David Peace's seminal Red Riding Quartet is one of the most incredible examples of the potential for noir. His books are historical, crime ridden, corruption dense, conspiracy laden, thematic and contain enough literary juice to satisfy the bravest of Jane Austen scholars. The novels - Nineteen Seventy-Four, Nineteen Seventy-Seven, Nineteen Eighty, Nineteen Eighty-Three- are compellingly dark, gritty and ultimately perfect. However, you cannot read one of the novels but rather must make your tangled way through each book before they can be viewed as one complete masterpiece. I thought about reviewing them separately but wanted to see how well it hangs together. The short answer: unbelievably well.
The series starts off with something amiss in Yorkshire in 1974, a little girl named Clare Kempley has gone missing. One crusading journalist discovers the disappearence may tie to many more. In 1977 two characters, one a decorated police officer and the other a drunk journalist investigate the gruesome Yorkshire Ripper killings. The murderer has a particular hate on for street workers and brutally mutilates his victims. In 1980 an IA officer named Peter Hunter tangles with the Ripper and the deepening murk surrounding Yorkshire. The brilliant 1983 ties the entire series together in an unexpected but beautiful way.
A warning - this is not bedtime reading, it is dark material and often disturbing. However, it is worthwhile to get through. Also, at times the book itself does not tie up all the loose ends but there is a payoff at the end so make sure to read them all!

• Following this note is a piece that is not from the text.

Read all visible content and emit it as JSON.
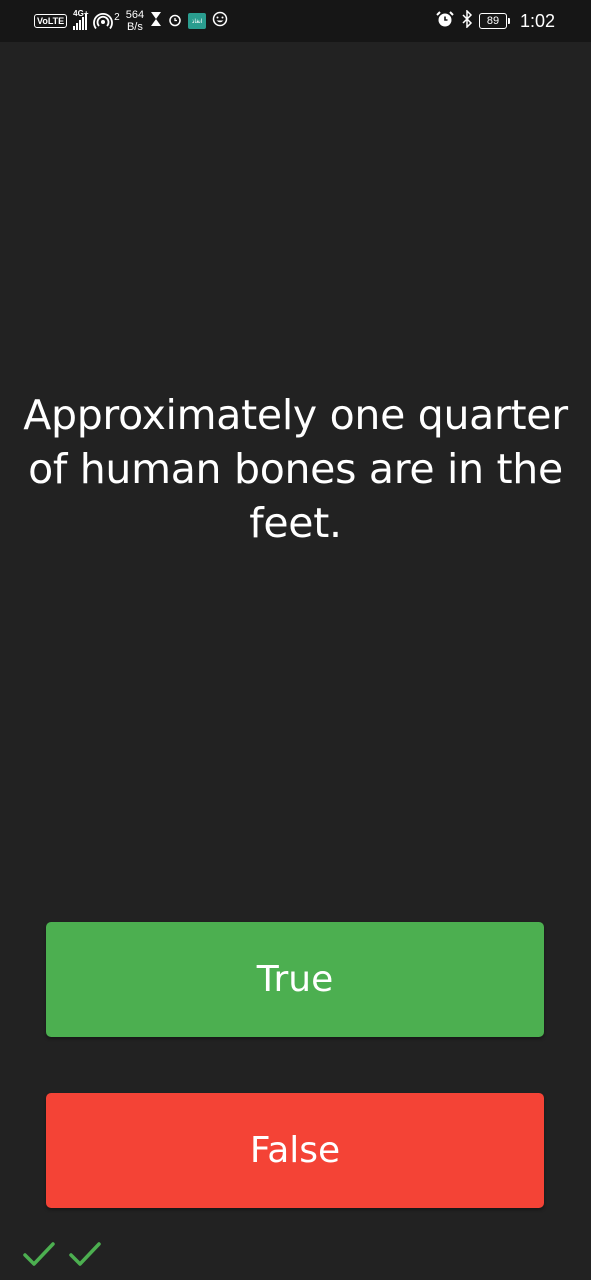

Take my favourite moment from the entire series, (SPOILER ALERT) in 1980 (as in real life which Peace takes as his grounding) the Yorkshire Ripper is caught and confesses to thirteen murders. The one problem - several "ripper" killings remain unaccounted for. The police ask him if he did it, his response is so utterly perfect and chilling that it has become one of my all-time book moments:
Yorkshire Ripper: "It was him."

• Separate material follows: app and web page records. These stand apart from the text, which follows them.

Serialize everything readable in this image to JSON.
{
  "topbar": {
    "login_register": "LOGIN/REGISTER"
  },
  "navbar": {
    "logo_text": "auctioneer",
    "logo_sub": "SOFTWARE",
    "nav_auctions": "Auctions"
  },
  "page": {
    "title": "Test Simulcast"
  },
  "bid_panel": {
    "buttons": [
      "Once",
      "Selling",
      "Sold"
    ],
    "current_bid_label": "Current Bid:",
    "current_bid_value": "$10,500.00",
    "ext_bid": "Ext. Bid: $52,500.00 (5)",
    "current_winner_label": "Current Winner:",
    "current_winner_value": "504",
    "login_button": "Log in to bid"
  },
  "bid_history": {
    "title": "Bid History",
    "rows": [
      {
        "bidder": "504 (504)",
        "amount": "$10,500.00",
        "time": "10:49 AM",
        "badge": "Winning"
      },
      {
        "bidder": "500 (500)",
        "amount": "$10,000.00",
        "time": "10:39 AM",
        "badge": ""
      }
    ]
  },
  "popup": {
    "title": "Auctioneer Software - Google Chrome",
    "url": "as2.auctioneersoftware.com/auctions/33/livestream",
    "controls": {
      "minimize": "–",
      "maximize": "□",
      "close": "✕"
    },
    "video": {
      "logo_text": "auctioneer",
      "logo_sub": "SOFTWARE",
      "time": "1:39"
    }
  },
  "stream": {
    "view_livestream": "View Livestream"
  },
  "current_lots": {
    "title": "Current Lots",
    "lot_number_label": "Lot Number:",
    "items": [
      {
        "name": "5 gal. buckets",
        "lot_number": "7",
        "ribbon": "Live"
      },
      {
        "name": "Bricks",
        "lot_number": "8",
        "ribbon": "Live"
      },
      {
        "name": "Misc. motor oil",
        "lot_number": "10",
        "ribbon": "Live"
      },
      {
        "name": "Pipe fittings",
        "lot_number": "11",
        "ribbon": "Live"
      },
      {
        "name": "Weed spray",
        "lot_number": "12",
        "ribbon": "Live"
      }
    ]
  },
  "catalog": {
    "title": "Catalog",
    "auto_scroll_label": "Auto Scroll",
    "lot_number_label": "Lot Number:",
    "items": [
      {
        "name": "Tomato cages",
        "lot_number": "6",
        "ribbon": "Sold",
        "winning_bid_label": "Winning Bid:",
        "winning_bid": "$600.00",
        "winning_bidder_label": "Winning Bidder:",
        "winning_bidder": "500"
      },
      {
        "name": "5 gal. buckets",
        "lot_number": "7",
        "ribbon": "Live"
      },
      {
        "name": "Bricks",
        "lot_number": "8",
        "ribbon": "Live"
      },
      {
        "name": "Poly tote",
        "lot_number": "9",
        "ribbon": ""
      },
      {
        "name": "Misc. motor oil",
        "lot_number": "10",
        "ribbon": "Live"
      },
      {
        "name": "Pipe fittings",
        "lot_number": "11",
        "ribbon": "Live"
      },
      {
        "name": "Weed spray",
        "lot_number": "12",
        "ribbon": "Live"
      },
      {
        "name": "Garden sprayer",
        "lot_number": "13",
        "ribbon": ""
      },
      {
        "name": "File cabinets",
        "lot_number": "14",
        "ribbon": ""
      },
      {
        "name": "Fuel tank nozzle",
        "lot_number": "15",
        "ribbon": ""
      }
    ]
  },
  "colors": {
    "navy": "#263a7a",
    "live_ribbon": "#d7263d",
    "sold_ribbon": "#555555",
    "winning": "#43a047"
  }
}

Yorkshire Ripper: "Other guy".
With that line, Peace transcends the genre and comes as close to Ellroy (while maintaining a distinct style) as anyone yet.

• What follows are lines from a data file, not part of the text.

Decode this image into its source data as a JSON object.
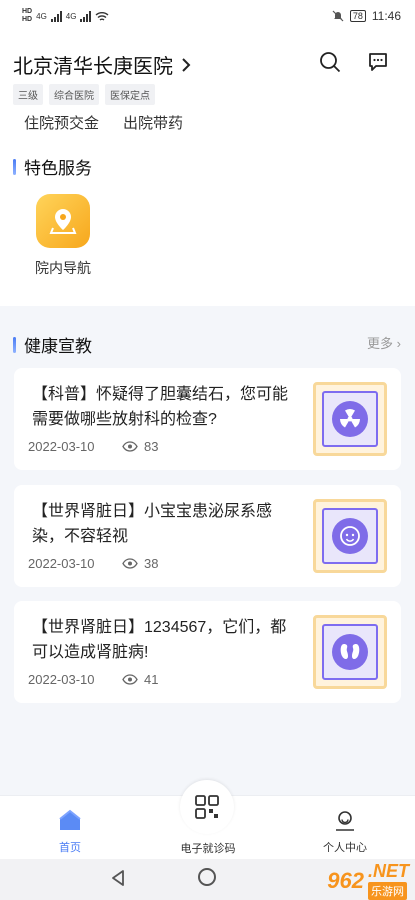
{
  "status_bar": {
    "sim1": "HD\n1",
    "sim2": "HD\n2",
    "net1": "4G",
    "net2": "4G",
    "battery": "78",
    "time": "11:46"
  },
  "header": {
    "hospital_name": "北京清华长庚医院",
    "tags": [
      "三级",
      "综合医院",
      "医保定点"
    ],
    "links": [
      "住院预交金",
      "出院带药"
    ]
  },
  "special_services": {
    "title": "特色服务",
    "items": [
      {
        "label": "院内导航",
        "icon": "location-pin-icon"
      }
    ]
  },
  "health_education": {
    "title": "健康宣教",
    "more_label": "更多",
    "articles": [
      {
        "title": "【科普】怀疑得了胆囊结石，您可能需要做哪些放射科的检查?",
        "date": "2022-03-10",
        "views": "83",
        "thumb_icon": "radiation-icon"
      },
      {
        "title": "【世界肾脏日】小宝宝患泌尿系感染，不容轻视",
        "date": "2022-03-10",
        "views": "38",
        "thumb_icon": "baby-face-icon"
      },
      {
        "title": "【世界肾脏日】1234567，它们，都可以造成肾脏病!",
        "date": "2022-03-10",
        "views": "41",
        "thumb_icon": "kidney-icon"
      }
    ]
  },
  "tab_bar": {
    "home": "首页",
    "center": "电子就诊码",
    "profile": "个人中心"
  },
  "watermark": {
    "num": "962",
    "net": ".NET",
    "cn": "乐游网"
  },
  "colors": {
    "accent": "#4a7cf4",
    "nav_tile": "#f7a71c",
    "thumb_purple": "#7f6ce8",
    "watermark": "#f7941d"
  }
}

Highly recommended but make sure to keep your night light handy.